**Task instructions:** Every entry in the following data should be output exactly.

** Opening Exercise material block **

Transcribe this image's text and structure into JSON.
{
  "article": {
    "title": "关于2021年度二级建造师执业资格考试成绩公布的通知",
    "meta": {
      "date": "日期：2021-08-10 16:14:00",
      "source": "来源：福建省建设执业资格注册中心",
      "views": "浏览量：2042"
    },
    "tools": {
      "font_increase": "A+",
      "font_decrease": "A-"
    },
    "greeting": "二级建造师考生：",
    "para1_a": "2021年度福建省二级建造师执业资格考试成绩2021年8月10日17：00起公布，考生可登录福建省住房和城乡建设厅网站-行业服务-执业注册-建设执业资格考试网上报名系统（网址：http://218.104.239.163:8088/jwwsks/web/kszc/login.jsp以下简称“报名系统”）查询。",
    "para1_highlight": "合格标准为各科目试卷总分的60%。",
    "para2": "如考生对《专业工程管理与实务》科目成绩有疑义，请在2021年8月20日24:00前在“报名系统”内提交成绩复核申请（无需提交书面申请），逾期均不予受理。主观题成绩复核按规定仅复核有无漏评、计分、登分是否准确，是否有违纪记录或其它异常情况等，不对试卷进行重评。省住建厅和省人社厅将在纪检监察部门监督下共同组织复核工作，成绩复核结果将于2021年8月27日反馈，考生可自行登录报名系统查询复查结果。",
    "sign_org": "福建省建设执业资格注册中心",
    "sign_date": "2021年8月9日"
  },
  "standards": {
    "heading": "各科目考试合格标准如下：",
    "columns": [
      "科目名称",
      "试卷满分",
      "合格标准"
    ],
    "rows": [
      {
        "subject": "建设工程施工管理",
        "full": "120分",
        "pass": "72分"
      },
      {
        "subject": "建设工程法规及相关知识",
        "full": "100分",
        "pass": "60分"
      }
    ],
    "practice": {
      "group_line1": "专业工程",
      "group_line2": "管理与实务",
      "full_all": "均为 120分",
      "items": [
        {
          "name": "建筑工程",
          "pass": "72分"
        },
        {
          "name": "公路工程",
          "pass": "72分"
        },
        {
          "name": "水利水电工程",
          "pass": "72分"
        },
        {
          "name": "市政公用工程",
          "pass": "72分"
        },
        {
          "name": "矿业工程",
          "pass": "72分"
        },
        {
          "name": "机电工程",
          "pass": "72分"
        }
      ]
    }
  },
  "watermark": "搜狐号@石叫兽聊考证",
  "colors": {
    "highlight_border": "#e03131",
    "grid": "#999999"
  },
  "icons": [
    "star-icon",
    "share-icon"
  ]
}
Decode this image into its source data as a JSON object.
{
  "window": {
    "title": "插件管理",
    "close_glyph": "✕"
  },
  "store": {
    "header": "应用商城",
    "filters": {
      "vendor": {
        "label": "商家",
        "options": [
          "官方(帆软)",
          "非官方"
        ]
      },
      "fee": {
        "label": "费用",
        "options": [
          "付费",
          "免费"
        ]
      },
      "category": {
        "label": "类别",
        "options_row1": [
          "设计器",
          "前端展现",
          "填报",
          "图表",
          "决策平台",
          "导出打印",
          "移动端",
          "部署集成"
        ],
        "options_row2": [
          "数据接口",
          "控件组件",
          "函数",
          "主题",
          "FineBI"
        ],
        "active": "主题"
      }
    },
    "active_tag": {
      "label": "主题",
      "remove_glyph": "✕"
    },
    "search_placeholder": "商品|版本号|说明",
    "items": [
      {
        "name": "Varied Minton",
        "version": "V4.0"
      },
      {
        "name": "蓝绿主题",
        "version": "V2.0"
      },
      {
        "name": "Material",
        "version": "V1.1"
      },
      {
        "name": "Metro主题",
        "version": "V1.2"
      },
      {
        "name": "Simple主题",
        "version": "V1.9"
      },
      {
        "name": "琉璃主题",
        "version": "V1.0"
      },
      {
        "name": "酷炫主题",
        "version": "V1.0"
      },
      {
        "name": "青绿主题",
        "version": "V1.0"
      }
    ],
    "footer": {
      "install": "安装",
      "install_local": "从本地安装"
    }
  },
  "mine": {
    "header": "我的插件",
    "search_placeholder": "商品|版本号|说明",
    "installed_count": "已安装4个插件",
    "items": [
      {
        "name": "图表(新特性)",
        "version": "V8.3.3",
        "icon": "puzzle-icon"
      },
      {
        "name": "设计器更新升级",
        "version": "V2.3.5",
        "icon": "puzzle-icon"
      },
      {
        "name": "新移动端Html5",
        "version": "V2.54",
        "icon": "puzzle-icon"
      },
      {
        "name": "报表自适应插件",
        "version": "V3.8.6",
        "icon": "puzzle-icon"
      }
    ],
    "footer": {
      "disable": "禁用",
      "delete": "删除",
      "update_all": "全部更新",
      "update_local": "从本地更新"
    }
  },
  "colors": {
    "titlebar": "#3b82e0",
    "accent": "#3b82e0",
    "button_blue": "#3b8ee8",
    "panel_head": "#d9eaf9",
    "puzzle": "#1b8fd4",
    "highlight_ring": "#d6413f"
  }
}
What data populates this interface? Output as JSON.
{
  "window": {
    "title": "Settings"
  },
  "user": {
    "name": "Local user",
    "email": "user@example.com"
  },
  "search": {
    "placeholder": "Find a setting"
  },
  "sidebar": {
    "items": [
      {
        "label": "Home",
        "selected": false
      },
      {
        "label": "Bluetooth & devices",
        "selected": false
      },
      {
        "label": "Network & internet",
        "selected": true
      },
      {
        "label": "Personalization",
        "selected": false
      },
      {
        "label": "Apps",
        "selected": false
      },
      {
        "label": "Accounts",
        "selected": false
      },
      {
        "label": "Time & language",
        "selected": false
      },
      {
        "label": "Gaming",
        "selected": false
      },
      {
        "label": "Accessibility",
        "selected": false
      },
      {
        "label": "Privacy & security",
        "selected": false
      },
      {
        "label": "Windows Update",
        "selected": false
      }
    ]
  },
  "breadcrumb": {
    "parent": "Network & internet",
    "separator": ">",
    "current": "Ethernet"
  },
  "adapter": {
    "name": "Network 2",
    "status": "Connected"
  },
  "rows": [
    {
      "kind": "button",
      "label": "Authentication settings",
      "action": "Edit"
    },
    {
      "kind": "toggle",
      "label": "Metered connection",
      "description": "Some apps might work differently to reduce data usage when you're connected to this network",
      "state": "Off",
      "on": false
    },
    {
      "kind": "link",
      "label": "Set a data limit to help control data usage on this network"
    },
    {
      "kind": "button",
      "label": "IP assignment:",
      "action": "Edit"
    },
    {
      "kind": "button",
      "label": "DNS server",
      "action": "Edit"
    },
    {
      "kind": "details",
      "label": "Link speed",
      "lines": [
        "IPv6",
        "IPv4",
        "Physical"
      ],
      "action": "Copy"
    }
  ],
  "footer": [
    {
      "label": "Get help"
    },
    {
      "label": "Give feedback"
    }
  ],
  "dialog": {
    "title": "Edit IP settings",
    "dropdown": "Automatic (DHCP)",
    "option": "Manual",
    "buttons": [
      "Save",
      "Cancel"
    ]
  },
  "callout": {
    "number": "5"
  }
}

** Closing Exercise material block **

**Answer box:**
Transcribe this image's text and structure into JSON.
{
  "article": {
    "title": "关于2021年度二级建造师执业资格考试成绩公布的通知",
    "meta": {
      "date": "日期：2021-08-10 16:14:00",
      "source": "来源：福建省建设执业资格注册中心",
      "views": "浏览量：2042"
    },
    "tools": {
      "font_increase": "A+",
      "font_decrease": "A-"
    },
    "greeting": "二级建造师考生：",
    "para1_a": "2021年度福建省二级建造师执业资格考试成绩2021年8月10日17：00起公布，考生可登录福建省住房和城乡建设厅网站-行业服务-执业注册-建设执业资格考试网上报名系统（网址：http://218.104.239.163:8088/jwwsks/web/kszc/login.jsp以下简称“报名系统”）查询。",
    "para1_highlight": "合格标准为各科目试卷总分的60%。",
    "para2": "如考生对《专业工程管理与实务》科目成绩有疑义，请在2021年8月20日24:00前在“报名系统”内提交成绩复核申请（无需提交书面申请），逾期均不予受理。主观题成绩复核按规定仅复核有无漏评、计分、登分是否准确，是否有违纪记录或其它异常情况等，不对试卷进行重评。省住建厅和省人社厅将在纪检监察部门监督下共同组织复核工作，成绩复核结果将于2021年8月27日反馈，考生可自行登录报名系统查询复查结果。",
    "sign_org": "福建省建设执业资格注册中心",
    "sign_date": "2021年8月9日"
  },
  "standards": {
    "heading": "各科目考试合格标准如下：",
    "columns": [
      "科目名称",
      "试卷满分",
      "合格标准"
    ],
    "rows": [
      {
        "subject": "建设工程施工管理",
        "full": "120分",
        "pass": "72分"
      },
      {
        "subject": "建设工程法规及相关知识",
        "full": "100分",
        "pass": "60分"
      }
    ],
    "practice": {
      "group_line1": "专业工程",
      "group_line2": "管理与实务",
      "full_all": "均为 120分",
      "items": [
        {
          "name": "建筑工程",
          "pass": "72分"
        },
        {
          "name": "公路工程",
          "pass": "72分"
        },
        {
          "name": "水利水电工程",
          "pass": "72分"
        },
        {
          "name": "市政公用工程",
          "pass": "72分"
        },
        {
          "name": "矿业工程",
          "pass": "72分"
        },
        {
          "name": "机电工程",
          "pass": "72分"
        }
      ]
    }
  },
  "watermark": "搜狐号@石叫兽聊考证",
  "colors": {
    "highlight_border": "#e03131",
    "grid": "#999999"
  },
  "icons": [
    "star-icon",
    "share-icon"
  ]
}
Decode this image into its source data as a JSON object.
{
  "window": {
    "title": "插件管理",
    "close_glyph": "✕"
  },
  "store": {
    "header": "应用商城",
    "filters": {
      "vendor": {
        "label": "商家",
        "options": [
          "官方(帆软)",
          "非官方"
        ]
      },
      "fee": {
        "label": "费用",
        "options": [
          "付费",
          "免费"
        ]
      },
      "category": {
        "label": "类别",
        "options_row1": [
          "设计器",
          "前端展现",
          "填报",
          "图表",
          "决策平台",
          "导出打印",
          "移动端",
          "部署集成"
        ],
        "options_row2": [
          "数据接口",
          "控件组件",
          "函数",
          "主题",
          "FineBI"
        ],
        "active": "主题"
      }
    },
    "active_tag": {
      "label": "主题",
      "remove_glyph": "✕"
    },
    "search_placeholder": "商品|版本号|说明",
    "items": [
      {
        "name": "Varied Minton",
        "version": "V4.0"
      },
      {
        "name": "蓝绿主题",
        "version": "V2.0"
      },
      {
        "name": "Material",
        "version": "V1.1"
      },
      {
        "name": "Metro主题",
        "version": "V1.2"
      },
      {
        "name": "Simple主题",
        "version": "V1.9"
      },
      {
        "name": "琉璃主题",
        "version": "V1.0"
      },
      {
        "name": "酷炫主题",
        "version": "V1.0"
      },
      {
        "name": "青绿主题",
        "version": "V1.0"
      }
    ],
    "footer": {
      "install": "安装",
      "install_local": "从本地安装"
    }
  },
  "mine": {
    "header": "我的插件",
    "search_placeholder": "商品|版本号|说明",
    "installed_count": "已安装4个插件",
    "items": [
      {
        "name": "图表(新特性)",
        "version": "V8.3.3",
        "icon": "puzzle-icon"
      },
      {
        "name": "设计器更新升级",
        "version": "V2.3.5",
        "icon": "puzzle-icon"
      },
      {
        "name": "新移动端Html5",
        "version": "V2.54",
        "icon": "puzzle-icon"
      },
      {
        "name": "报表自适应插件",
        "version": "V3.8.6",
        "icon": "puzzle-icon"
      }
    ],
    "footer": {
      "disable": "禁用",
      "delete": "删除",
      "update_all": "全部更新",
      "update_local": "从本地更新"
    }
  },
  "colors": {
    "titlebar": "#3b82e0",
    "accent": "#3b82e0",
    "button_blue": "#3b8ee8",
    "panel_head": "#d9eaf9",
    "puzzle": "#1b8fd4",
    "highlight_ring": "#d6413f"
  }
}
What data populates this interface? Output as JSON.
{
  "window": {
    "title": "Settings"
  },
  "user": {
    "name": "Local user",
    "email": "user@example.com"
  },
  "search": {
    "placeholder": "Find a setting"
  },
  "sidebar": {
    "items": [
      {
        "label": "Home",
        "selected": false
      },
      {
        "label": "Bluetooth & devices",
        "selected": false
      },
      {
        "label": "Network & internet",
        "selected": true
      },
      {
        "label": "Personalization",
        "selected": false
      },
      {
        "label": "Apps",
        "selected": false
      },
      {
        "label": "Accounts",
        "selected": false
      },
      {
        "label": "Time & language",
        "selected": false
      },
      {
        "label": "Gaming",
        "selected": false
      },
      {
        "label": "Accessibility",
        "selected": false
      },
      {
        "label": "Privacy & security",
        "selected": false
      },
      {
        "label": "Windows Update",
        "selected": false
      }
    ]
  },
  "breadcrumb": {
    "parent": "Network & internet",
    "separator": ">",
    "current": "Ethernet"
  },
  "adapter": {
    "name": "Network 2",
    "status": "Connected"
  },
  "rows": [
    {
      "kind": "button",
      "label": "Authentication settings",
      "action": "Edit"
    },
    {
      "kind": "toggle",
      "label": "Metered connection",
      "description": "Some apps might work differently to reduce data usage when you're connected to this network",
      "state": "Off",
      "on": false
    },
    {
      "kind": "link",
      "label": "Set a data limit to help control data usage on this network"
    },
    {
      "kind": "button",
      "label": "IP assignment:",
      "action": "Edit"
    },
    {
      "kind": "button",
      "label": "DNS server",
      "action": "Edit"
    },
    {
      "kind": "details",
      "label": "Link speed",
      "lines": [
        "IPv6",
        "IPv4",
        "Physical"
      ],
      "action": "Copy"
    }
  ],
  "footer": [
    {
      "label": "Get help"
    },
    {
      "label": "Give feedback"
    }
  ],
  "dialog": {
    "title": "Edit IP settings",
    "dropdown": "Automatic (DHCP)",
    "option": "Manual",
    "buttons": [
      "Save",
      "Cancel"
    ]
  },
  "callout": {
    "number": "5"
  }
}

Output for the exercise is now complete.